I spent an interesting afternoon with young people from across Dorset at the recent Youth Voice Summit Event. The event was organised by the Youth Council and aimed to identify what the main local issues are which worry our young people and to give them the tools to influence those issues. The main problem raised by all ages was that of transport in our rural area or rather the lack of public transport, for which there is no easy answer. The would-be users of transport in the rural area are of all ages, tend to be spread over wide areas and have a variety of needs which cannot be met by bus services in the way that they can in urban areas. Community transport tends to be seen as only for old people but there is no reason younger people cannot hire buses from our local community transport scheme, Nordcat, providing they can raise the funds – it needs a bit of creative thinking. Another partial solution is sharing transport whenever possible. For those over 16 who have sufficient money the Wheels to Work Scheme enables them to pay a monthly sum to buy a moped or motor bike and the necessary kit, insure it and ultimately to own it. Details can be obtained from the SturQuest Office.
Finally a plea to any former pupils of Lord Digby’s School, Sherborne which gave way to the Gryphon School in 1992. Next year will be 100 years since the Old Girls Association was founded and we are planning an extra special Founders Day Service at the Abbey on 12th May, 2.30 p.m. followed by a Reunion Tea at the Eastbury Hotel. Anyone is welcome to the Abbey and indeed to the Eastbury, but the latter needs to be booked in advance and I fear we will have to put a limit on numbers. The Founders Day Service is shared with the Old Fosterians. I know a number of year groups are planning their own reunions to coincide with that weekend. We will be producing a special edition of the Old Girls Association Magazine for May and are looking for people’s own stories about their time at the school. We are also trying to do a history of the uniform through the ages – any contributions welcome. So if you went to Lord Digby’s and you want to know more please get in touch with me – friends and family also welcome.
Surgeries in November
Saturday 4th 9.30 a.m. – Glanvilles Wootton Village Hall; 10.30 a.m. Pulham Village Hall; 11.30 The Exchange, Sturminster Newton.

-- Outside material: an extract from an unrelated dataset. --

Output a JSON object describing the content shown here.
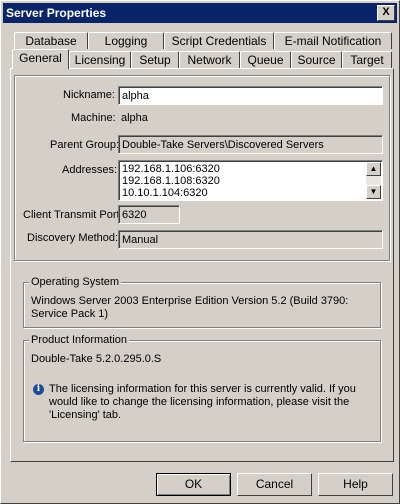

Saturday 11th 10.30 a.m. Hilton Coffee Morning
Saturday 18th – 9.30 a.m. Hazelbury Bryan Village Hall; 10.45 a.m. Okeford Fitzpaine Village Hall
Preferred e.mail address – firstname.lastname@example.org
Phone 01258 472583
Post – Elvlyn Cottage, Glue Hill, Sturminster Newton, Dorset, DT10 2DJ
Twitter @paulinebatstone Facebook Page Councillor Pauline Batstone